Name: Lijia Wang
Hometown: San Ramon, California
Nationality: United States
University: Emory University
Degree: Psychology And Visual Arts
Languages spoken: English, Chinese (advanced) and Spanish (intermediate)
Past travel experience: Moderate
Volunteer Abroad: Caring for Disadvantaged Youth in Merida, Mexico
Duration: 2 weeks
Start month: August 2016
Claim to fame: Lijia started the Shines Club, a cross-school organization dedicated to mentoring and helping children from disadvantaged neighborhoods. Great work and thank you for your UBELONG service,Lijia!
Why did you decide to become a UBELONG Volunteer?
Although I primarily joined so that I could chaperone and give my younger brother this experience, I have always been so passionate about volunteering in underserved communities and working with children. I also love traveling, but I prefer to explore cultures as a productive and positive addition to the community, rather than as a tourist. I love being able to truly immerse myself in new environments and gaining something other than photographs for the experience, especially when I can make local friends and help people along the way.
What was your impact on your volunteer project?
Although it seemed like our particular project was all fun and games (my brother and I were in charge of recreational activities in the development center), it was important to remember that we were contributing to these people’s lives by giving the children a productive place to learn English for free, allowing their parents to focus on their daily jobs. They had a safe place to exercise, play, and learn during the summer with other children their own age. The English skills they learned could benefit them in their futures, and they also could look up to us as positive role models. As the pioneers of the recreational activities division, we gave the children more motivation to come to class every day and leave their TV screens behind.
What advice would you tell a future UBELONG Volunteer?
Keep an open mind and actively seek out places you can contribute. Don’t just wait for people to tell you what to do. Make plans and find places where you can help. And don’t forget to have fun! You’re in an entirely different world with so much to offer and fantastic varieties of people to meet. Get to know the volunteer house staff, fellow volunteers, fellow travelers, locals of every class outside your volunteer placement, and the people in your placement, especially the children. Find time in between work to explore the best food and most unique parts and arts of the location. Don’t be afraid to be adventurous. If you’re working with children, don’t worry if you don’t always know exactly what you’re doing or if you don’t speak the language. They are always more than happy to improvise! If you go to Merida, go to the grutas de Calcehtok, take advantage of the free cooking class and salsa dancing offered at the hostel, and definitely dive in a cenote or two!

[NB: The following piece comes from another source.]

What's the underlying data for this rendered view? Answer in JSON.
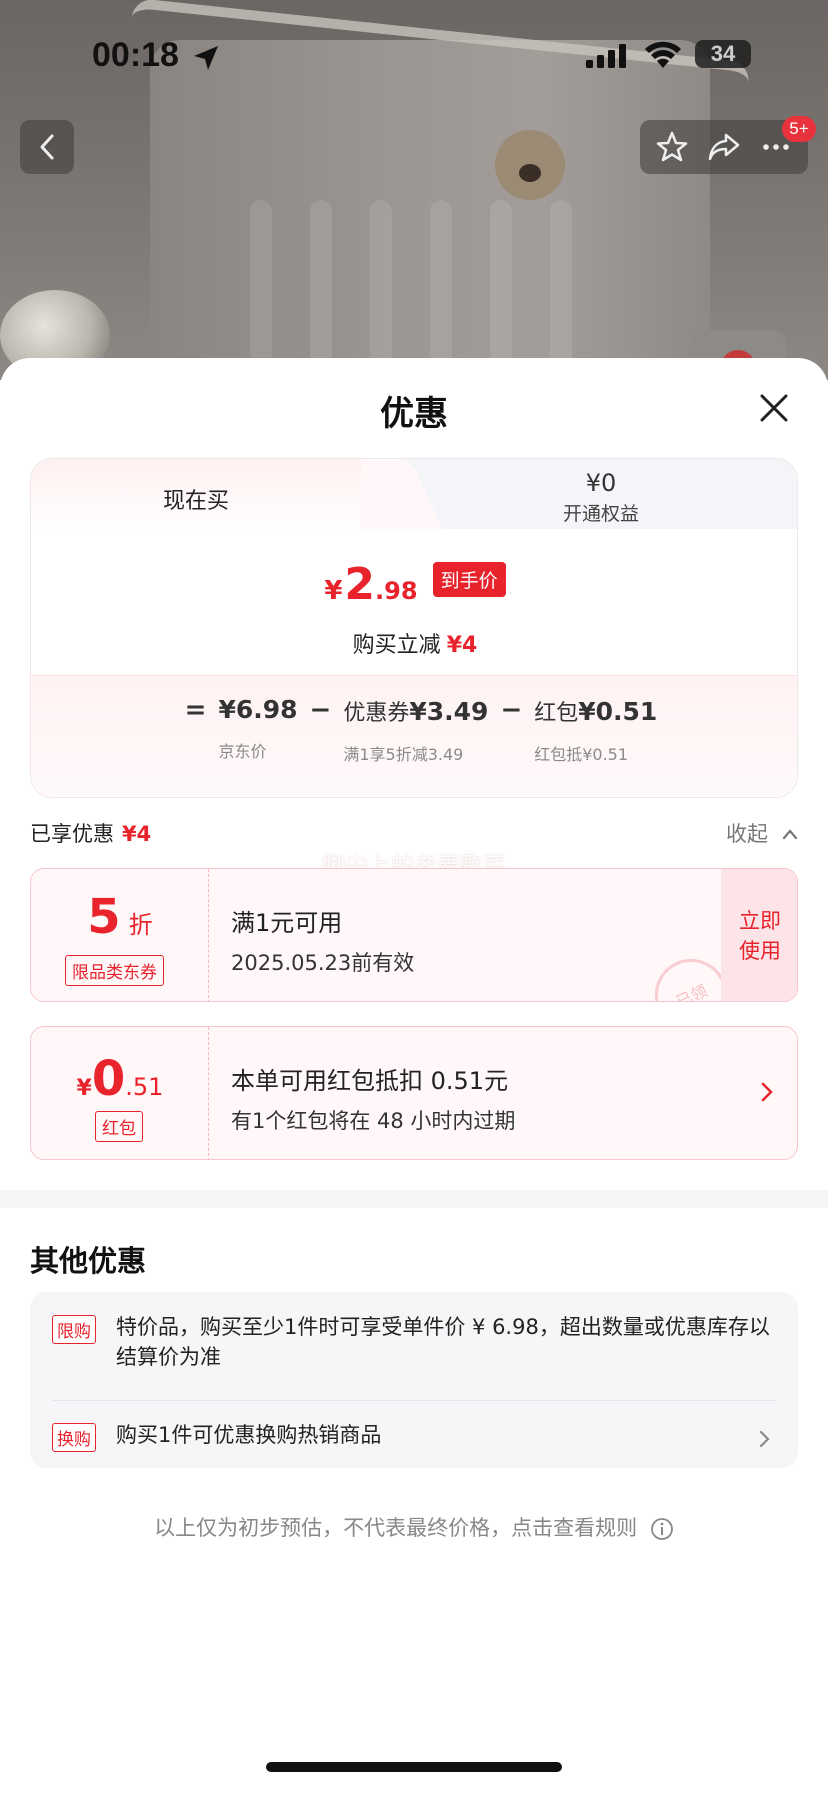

Tell me about somebody you met who impressed you?
While in Mexico, so many different people impressed me. There was a young boy who was barely 10 (I think his name was Marco), and he was working as a motorcycle-carriage driver to carry people to cenotes and give tours for extremely low prices. He was so young and already working despite also going to school, and he had a great sense of fun while he showed us the cenote. He enjoyed his job, but he was one of the few kids who had dreams to go to college and become a veterinarian. Our students were also so enthusiastic, welcoming, and eager to learn; and although we didn’t pry, we suspected that they might lead similar working lifestyles. They were able to have fun with whatever they could get their hands on for hours and hours. It never became boring, and during our water balloon fight, they figured out how to reuse the balloons. Also, the UBELONG team and other volunteers inspired me with their commitment to try new things, help each other out, and make a difference in the world.